This article is based on a story published in the Polish weekly newspaper Mysl Polska.
The Russian mobilization announced on Wednesday means the end of the “strange war” in Ukraine and its transformation into a full-scale conflict. In the context of the referenda planned for the next few days and the annexation of part of Ukraine’s territory by the Russian Federation, there are concerns that the current local conflict will turn into a global one. It seems reasonable to ask: are we on the verge of World War III?
Putin’s strange war
Vladimir Putin’s decision comes as no surprise. The only surprise is that it was taken so late. Of course observers and commentators do not know all the assumptions made by the Russian command before the start of the military operation in Ukraine. However, it would be absurd to assume that they were identical to the actual progress of the Russian troops. After the capture of Lisichansk, the Russians and their allies stuck in the suburbs of Bakhmut, losing their strategic initiative. In this situation, it was only a matter of time before the Ukrainians attempted local counterattacks.

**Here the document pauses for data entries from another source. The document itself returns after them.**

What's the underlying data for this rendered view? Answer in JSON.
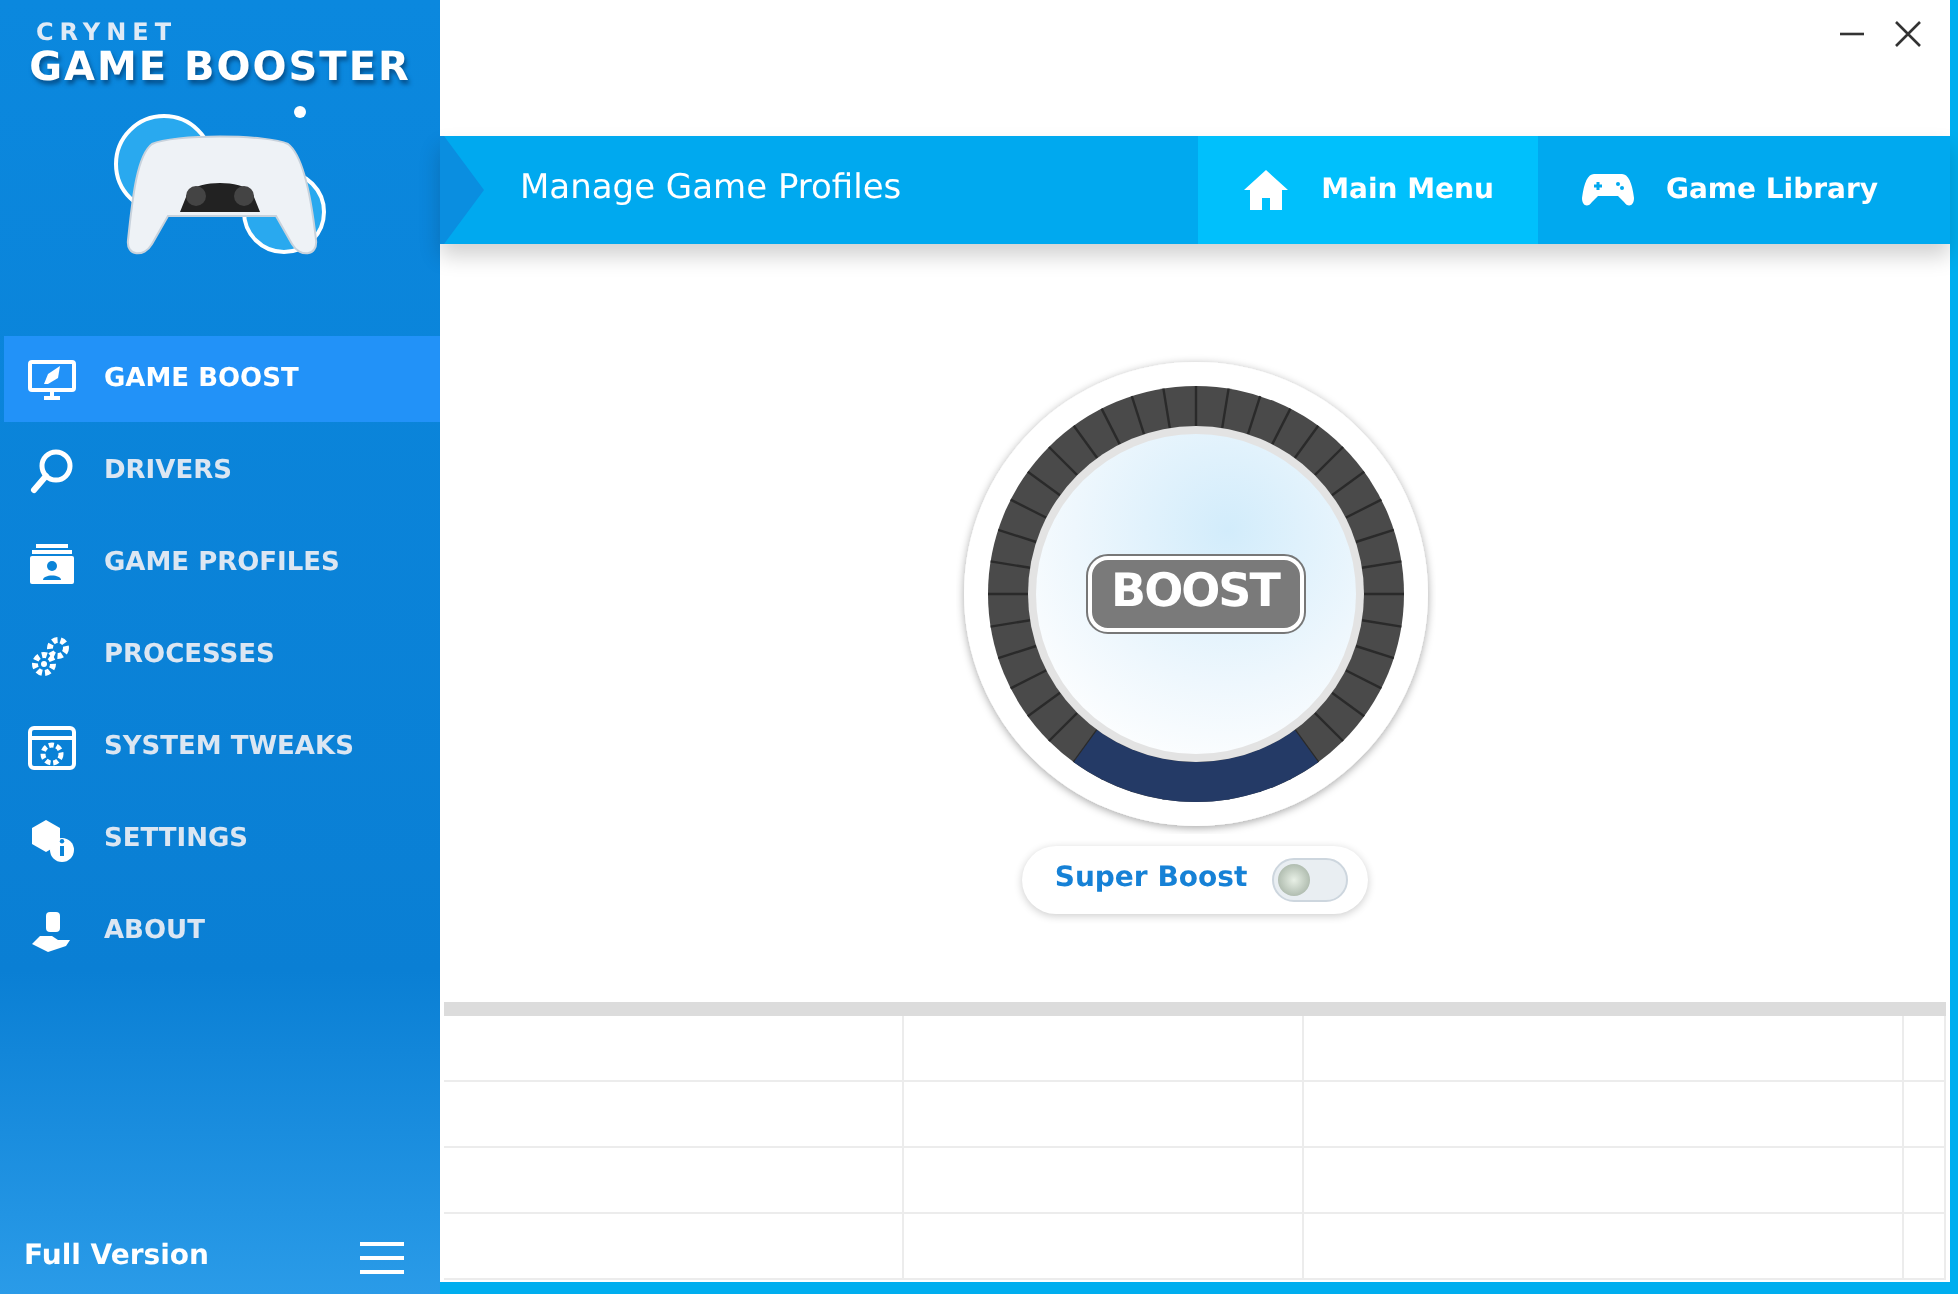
{
  "brand": {
    "maker": "CRYNET",
    "title": "GAME BOOSTER"
  },
  "sidebar": {
    "items": [
      {
        "label": "GAME BOOST",
        "selected": true
      },
      {
        "label": "DRIVERS",
        "selected": false
      },
      {
        "label": "GAME PROFILES",
        "selected": false
      },
      {
        "label": "PROCESSES",
        "selected": false
      },
      {
        "label": "SYSTEM TWEAKS",
        "selected": false
      },
      {
        "label": "SETTINGS",
        "selected": false
      },
      {
        "label": "ABOUT",
        "selected": false
      }
    ],
    "footer": "Full Version"
  },
  "header": {
    "title": "Manage Game Profiles",
    "tabs": [
      {
        "label": "Main Menu",
        "selected": true
      },
      {
        "label": "Game Library",
        "selected": false
      }
    ]
  },
  "boost": {
    "label": "BOOST"
  },
  "super_boost": {
    "label": "Super Boost",
    "on": false
  }
}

The more so as the Russian side has been carrying out its operation with limited forces, inadequate for such a huge theatre of operations.
The effective counter-offensive actions by the Ukrainian side carried out in early September finally forced the Kremlin to change its strategy. The limited mobilization ordered by the president of the Russian Federation today is fully rational from Russia’s point of view, although it is definitely too late. For Ukraine, however, it means serious problems due to the prospect of transforming the conflict from a restricted conflict to a full-scale one on both sides.
Scenarios for Europe and the world
The escalation of activities in Ukraine may become the starting point for several scenarios. Paradoxically, their implementation will not be a simple result of the forces and quality of the actions of the belligerent parties, but of strictly political decisions taken by NATO, thus de facto Washington.
Should the Western countries continue to provide limited military and economic support to Ukraine, there will be a gradual increase in the military advantage of the Russian side in the theatre of operations in question. This means that Ukraine will be pushed onto the defensive within a dozen or so weeks, and ultimately its defeat.
A significant increase in NATO’s military involvement in Ukraine, but without any formal interference in the conflict, will in turn lead to an equalization of the forces of the fighting parties. It could mean years of positional fights interspersed with periods of nervous, uncertain truces. This would mean being stuck in an undeclared war with Russia for a long time.
NATO’s military involvement will mean, however, a full-scale, global conflict with a force impossible to estimate at the moment. In this scenario, the use of weapons of mass destruction is likely. This is an extremely dangerous variant for Europe.
The fourth scenario is the extension of the Ukrainian war to other auxiliary fronts. The world war for hegemony would then be fought through a series of proxy wars, for example over Taiwan, Syria or Armenia. This would require the perpetuation of the war in Ukraine.
The last and fifth scenario is to bring the dispute to an end through negotiations. Although this is rejected in the information space infested with war propaganda, the parties to the conflict have still not broken all channels of diplomatic contact.
At this stage, it is impossible to fully assess the likelihood of any of these scenario.
Regardless of geopolitical considerations, we should consider the potential effects of the expected escalation of military operations in Ukraine primarily through the prism of our own interests. Unfortunately, everything points to the fact that at this stage there are no scenarios that would be unambiguously favourable for Europe. However, there are some that are less unfavourable than other ones.
In the face of the threat of global conflict,the first goal should be to preserve the biological existence of Europe. The second is to preserve the territorial integrity of European states. The third is to preserve as much independence as possible. The fourth is to preserve the highest possible material wealth of the countries and society. Defeating real or imaginary enemies appears to be a secondary goal, auxiliary to the basic goals. So is helping actual or imaginary allies.
In this context, it is obvious that the most favourable scenarios for Europe are those aimed at a quick ending of the armed phase of the conflict. Even if it were to the detriment of Ukraine.